Moving Insurance

One of the biggest mistakes we make when we move is to underestimate the insurance coverage offered by most movers. Often we check that the company offers insurance and then assume it will cover us for all eventualities and forget about it. This can cause a lot of problems.

Whilst most moves are smooth and trouble-free, accidents and damage to our property can be a real headache. Insurance cover is therefore a vital part of the moving process. Without it you risk losing or damaging your possessions with no recourse to compensation. You have two ways of ensuring adequate cover – you don’t have to choose one over the other and may opt to utilize both:

  1. Talk to your current home insurers and ask them if your existing policies cover you during the move. If they do then check if there are any exclusions etc., and, if you don’t have cover for the move in writing, ask if they will provide you with a copy. If your insurer won’t cover you under your existing agreement or you are worried that the cover is inadequate ask if you can pay a premium for special short-term cover.
  2. Talk to your movers before you agree to move with them. Ask them to explain their insurance cover, limits, exclusions and so on and take care to read any policy documents they provide. You should NEVER choose a moving company that does not offer insurance.

Individual moving companies and home insurers will offer varying degrees of insurance cover and claims levels and you’ll only really find out how this applies to you by reading the small print of your contract information and by talking to the company about it in depth. In most cases you’ll be expected to know how much cover you need and to provide a list of valuable items (you may have to pay extra for these depending on their value). Some insurers will not include certain types of valuables as standard within their policy – they may be willing to insure these items but you will most likely have to pay a premium. Remember that many moving companies won’t allow you to claim for damage in transit if they didn’t pack your goods themselves. So, unless you can prove that it was their fault, their insurers simply won’t pay out if something goes wrong. It’s vital therefore to make sure you assess their liability in the event of a claim.

It’s also worthwhile checking to see if your moving company’s policy includes damage to your premises. The majority of movers are experienced and careful but accidents can happen to your homes as they remove and move furniture etc. Most companies will offer cover for this eventuality – do be aware that if a mover does cause damage to your home on the day of a move you will need to tell them about it immediately (or as soon as you notice it). In all moving insurance policies you’ll likely find that there is a specific time-limit for claims. If you discover damage outside of this limit you won’t be able to make a claim. Again, check the terms and conditions for actual regulations on this.

You may come across various types of moving insurance cover. Primary types include:

  1. No charge for the actual insurance cover as it is included in the moving quote. In this case you may only be able to claim back a percentage of the value of your goods if you experience damage/loss.
  2. You buy a policy and pay according to the weight of your goods (generally this works by the pound). This type of policy is often limited by depreciated value so you may not get back what you paid for an item but an estimate of current worth. This is often termed ‘like for like’ cover.
  3. You pay extra to cover value instead of just weight. In this case you may have to declare the value of your insured goods to the insurer/mover.
  4. You pay for a full value policy, which will give you current market value in the event of problems. This is often termed ‘new for old’. This can be in the form of repair, replacement or a payment.

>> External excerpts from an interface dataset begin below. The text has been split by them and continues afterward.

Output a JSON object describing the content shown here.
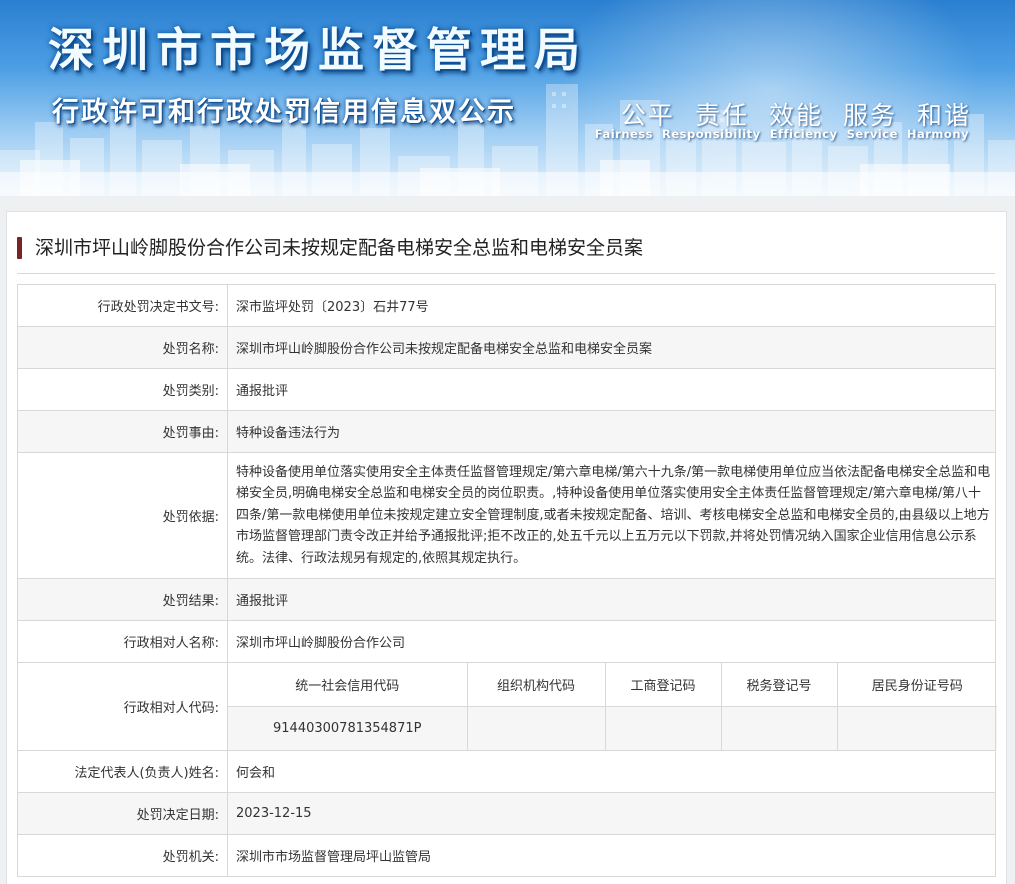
{
  "banner": {
    "title": "深圳市市场监督管理局",
    "subtitle": "行政许可和行政处罚信用信息双公示",
    "slogan_cn": [
      "公平",
      "责任",
      "效能",
      "服务",
      "和谐"
    ],
    "slogan_en": [
      "Fairness",
      "Responsibility",
      "Efficiency",
      "Service",
      "Harmony"
    ]
  },
  "case": {
    "title": "深圳市坪山岭脚股份合作公司未按规定配备电梯安全总监和电梯安全员案"
  },
  "details": {
    "doc_no_label": "行政处罚决定书文号:",
    "doc_no": "深市监坪处罚〔2023〕石井77号",
    "name_label": "处罚名称:",
    "name": "深圳市坪山岭脚股份合作公司未按规定配备电梯安全总监和电梯安全员案",
    "category_label": "处罚类别:",
    "category": "通报批评",
    "reason_label": "处罚事由:",
    "reason": "特种设备违法行为",
    "basis_label": "处罚依据:",
    "basis": "特种设备使用单位落实使用安全主体责任监督管理规定/第六章电梯/第六十九条/第一款电梯使用单位应当依法配备电梯安全总监和电梯安全员,明确电梯安全总监和电梯安全员的岗位职责。,特种设备使用单位落实使用安全主体责任监督管理规定/第六章电梯/第八十四条/第一款电梯使用单位未按规定建立安全管理制度,或者未按规定配备、培训、考核电梯安全总监和电梯安全员的,由县级以上地方市场监督管理部门责令改正并给予通报批评;拒不改正的,处五千元以上五万元以下罚款,并将处罚情况纳入国家企业信用信息公示系统。法律、行政法规另有规定的,依照其规定执行。",
    "result_label": "处罚结果:",
    "result": "通报批评",
    "party_name_label": "行政相对人名称:",
    "party_name": "深圳市坪山岭脚股份合作公司",
    "party_code_label": "行政相对人代码:",
    "code_headers": [
      "统一社会信用代码",
      "组织机构代码",
      "工商登记码",
      "税务登记号",
      "居民身份证号码"
    ],
    "code_values": [
      "91440300781354871P",
      "",
      "",
      "",
      ""
    ],
    "legal_rep_label": "法定代表人(负责人)姓名:",
    "legal_rep": "何会和",
    "date_label": "处罚决定日期:",
    "date": "2023-12-15",
    "authority_label": "处罚机关:",
    "authority": "深圳市市场监督管理局坪山监管局"
  }
}
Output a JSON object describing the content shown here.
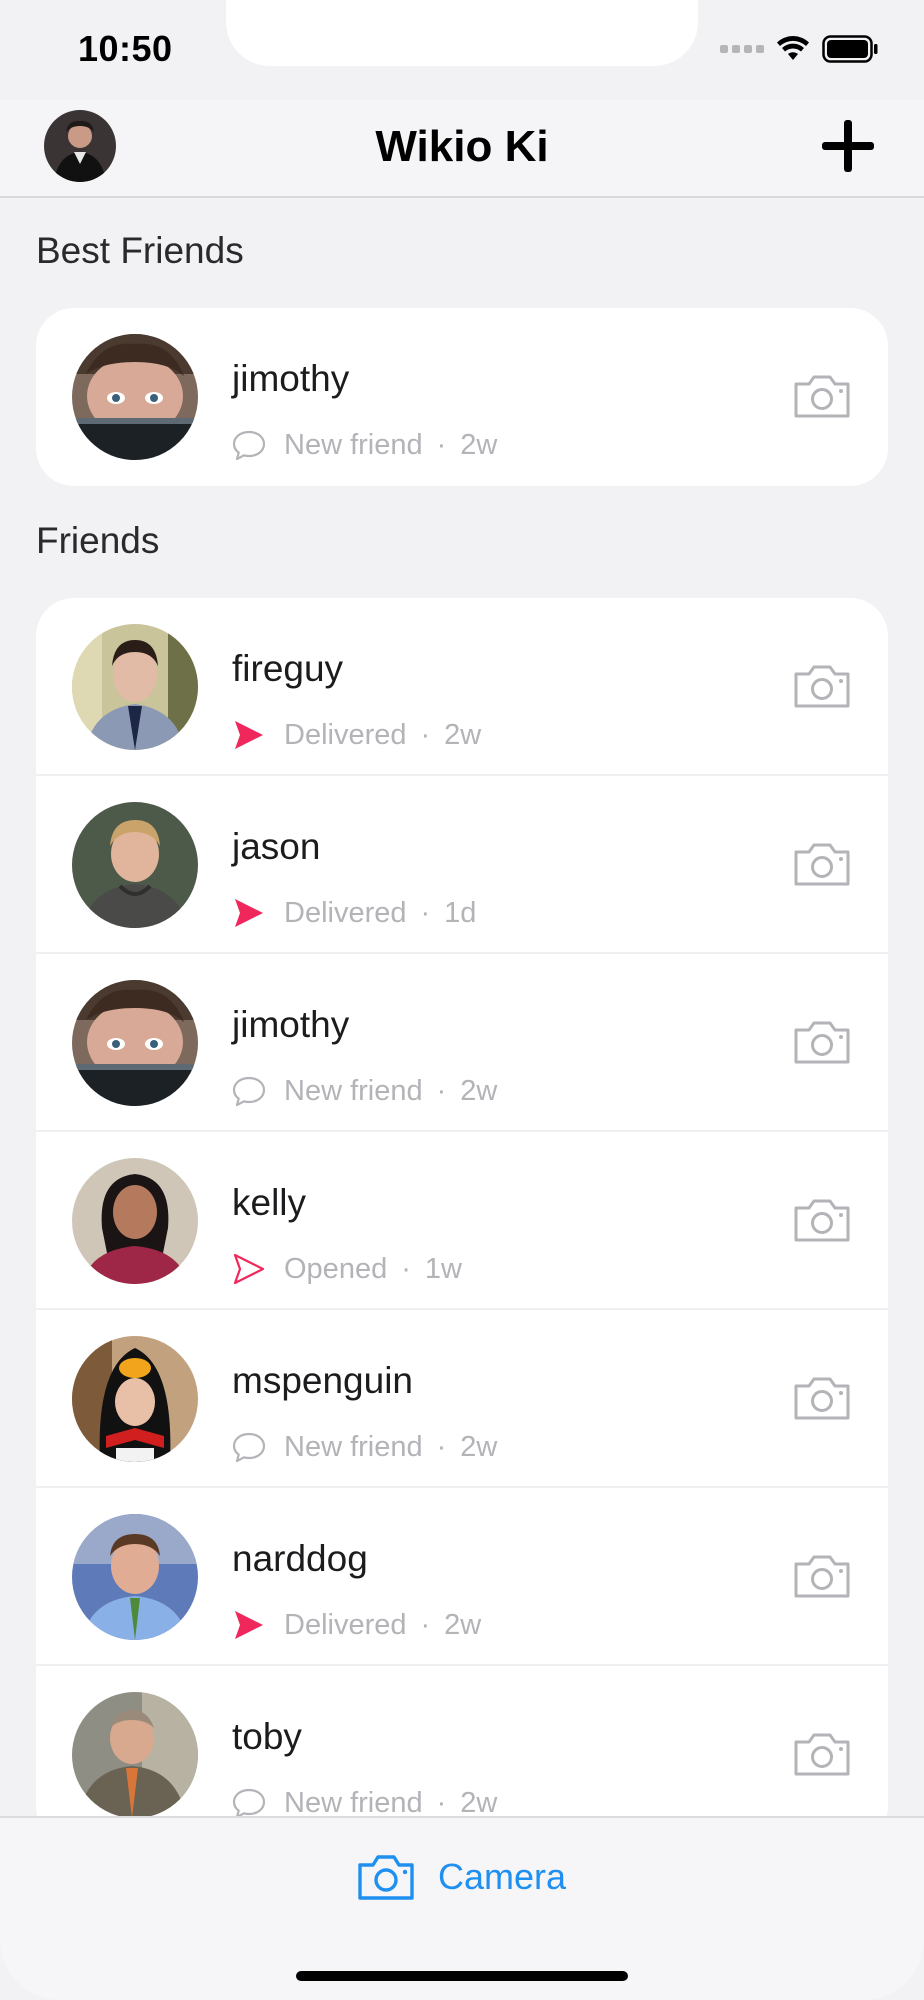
{
  "status_bar": {
    "time": "10:50"
  },
  "nav": {
    "title": "Wikio Ki",
    "avatar_icon": "profile-avatar",
    "add_icon": "plus-icon"
  },
  "sections": {
    "best_friends_title": "Best Friends",
    "friends_title": "Friends"
  },
  "best_friends": [
    {
      "name": "jimothy",
      "status": "New friend",
      "time": "2w",
      "status_icon": "chat-bubble-icon"
    }
  ],
  "friends": [
    {
      "name": "fireguy",
      "status": "Delivered",
      "time": "2w",
      "status_icon": "filled-arrow-icon"
    },
    {
      "name": "jason",
      "status": "Delivered",
      "time": "1d",
      "status_icon": "filled-arrow-icon"
    },
    {
      "name": "jimothy",
      "status": "New friend",
      "time": "2w",
      "status_icon": "chat-bubble-icon"
    },
    {
      "name": "kelly",
      "status": "Opened",
      "time": "1w",
      "status_icon": "outline-arrow-icon"
    },
    {
      "name": "mspenguin",
      "status": "New friend",
      "time": "2w",
      "status_icon": "chat-bubble-icon"
    },
    {
      "name": "narddog",
      "status": "Delivered",
      "time": "2w",
      "status_icon": "filled-arrow-icon"
    },
    {
      "name": "toby",
      "status": "New friend",
      "time": "2w",
      "status_icon": "chat-bubble-icon"
    }
  ],
  "separator": "·",
  "tab_bar": {
    "camera_label": "Camera",
    "camera_icon": "camera-icon"
  },
  "colors": {
    "accent": "#1f8ff0",
    "delivered": "#f0275a",
    "muted": "#b3b3b8"
  }
}
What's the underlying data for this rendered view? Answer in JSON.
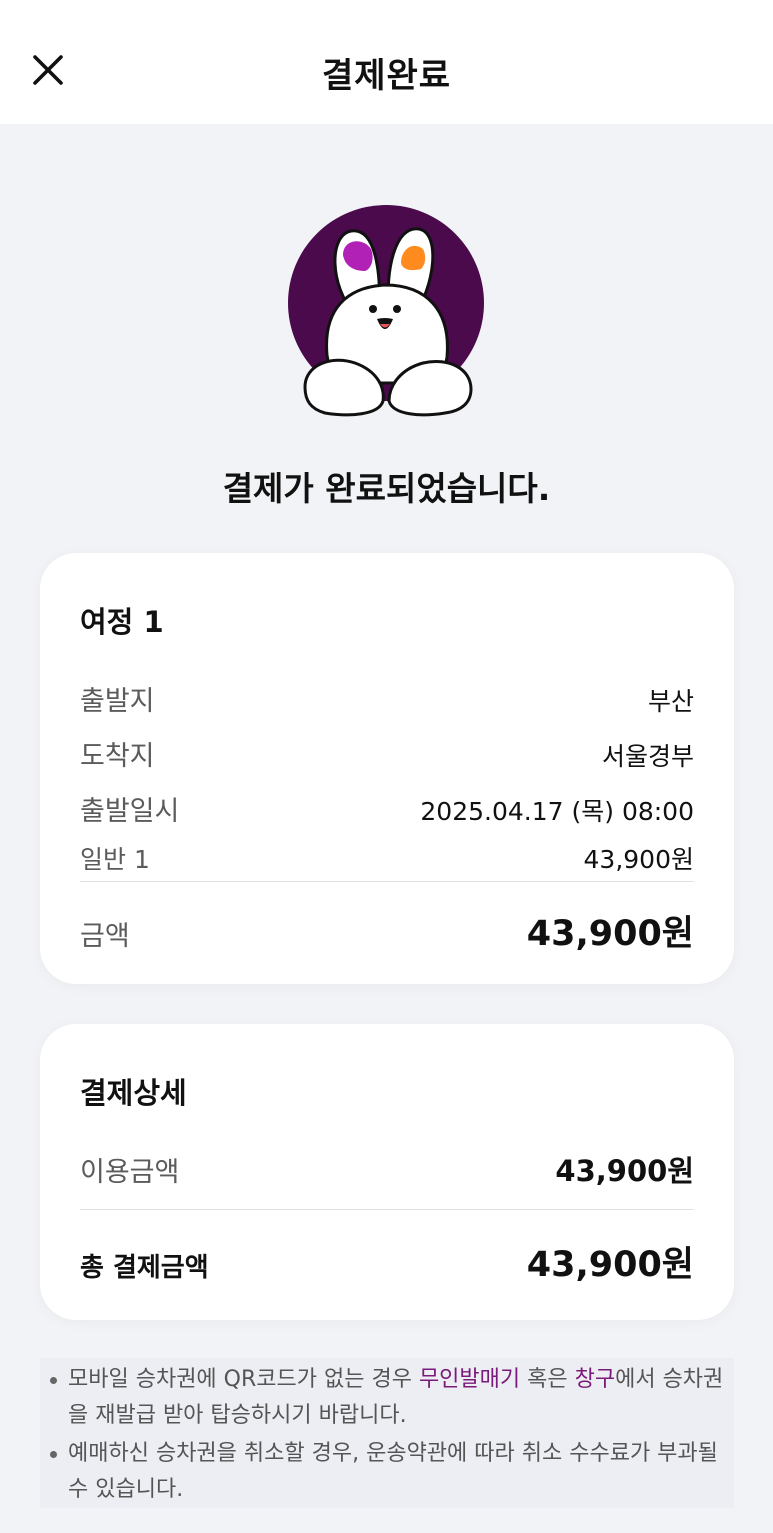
{
  "header": {
    "title": "결제완료",
    "close_icon": "close-icon"
  },
  "mascot": {
    "icon": "rabbit-mascot-icon",
    "bg_color": "#4a0a4c",
    "ear_left_color": "#b121b6",
    "ear_right_color": "#ff8a1e"
  },
  "message": "결제가 완료되었습니다.",
  "trip": {
    "title": "여정 1",
    "rows": [
      {
        "label": "출발지",
        "value": "부산"
      },
      {
        "label": "도착지",
        "value": "서울경부"
      },
      {
        "label": "출발일시",
        "value": "2025.04.17 (목) 08:00"
      },
      {
        "label": "일반 1",
        "value": "43,900원"
      }
    ],
    "amount_label": "금액",
    "amount_value": "43,900원"
  },
  "payment": {
    "title": "결제상세",
    "usage_label": "이용금액",
    "usage_value": "43,900원",
    "total_label": "총 결제금액",
    "total_value": "43,900원"
  },
  "notices": [
    {
      "parts": [
        "모바일 승차권에 QR코드가 없는 경우 ",
        "무인발매기",
        " 혹은 ",
        "창구",
        "에서 승차권을 재발급 받아 탑승하시기 바랍니다."
      ]
    },
    {
      "text": "예매하신 승차권을 취소할 경우, 운송약관에 따라 취소 수수료가 부과될 수 있습니다."
    }
  ],
  "colors": {
    "accent": "#7a1a7a",
    "background": "#f2f3f7"
  }
}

Some movers will ask you for a ‘guestimate’ of the total value of your goods. Although this is hard to get right, it’s essential to be as close as possible to get the best levels of protection. If you have a lot of really valuable items to move, be prepared to have to produce a list of them, with assessments and perhaps even photos before you can have cover. You’ll find that many movers’ insurance policies are calculated on a percentage of the removal cost rather than on the value of your goods. This may not be enough for your needs and most will recommend you then to pay a premium for extra cover. You need to check the maximum premium that they will allow for one item and also how much of the claim you will lose if you need to claim on the policy.

For many of us the basic insurance policy of our chosen moving company will be enough. We need to pay particular attention, however, if we are planning a long-distance or international move. If you are moving internationally especially it’s essential to have full cover. Your goods may be passing borders and may be subject to custom checks and so on. With these moves you’ll have to factor in increased possibilities of accidents, theft, loss, damage and so on. It makes sense here to go with a moving company that is well experienced in these types of moves for best advice and cover. If your goods may be in storage for periods during your moving process then you also need to check the insurance cover for the storage facilities.

The best way to assess moving insurance policies is to read the small print carefully. Look for exclusions – i.e. clauses that mean that you are not covered by insurance or that will not pay out in certain circumstances. This will give you the clearest idea of the extras you might need, how comprehensive the policy is and the things you might need to look out for. For example, many movers have a ‘pairs’ or ‘set’ clause. This means that if a part of a set of goods is damaged like a dining room chair or a piece of a dinner service the insurers will agree to pay for the damaged item. However they will not pay to replace the whole set if there is no other damage to it even if you cannot find a matching piece. So, if you have a set of four dining room chairs and your movers break one in transit, they’ll pay for a replacement for that chair. However, if you cannot find a replacement that matches your set you’ll no longer have a matching set and they will not pay to replace all four.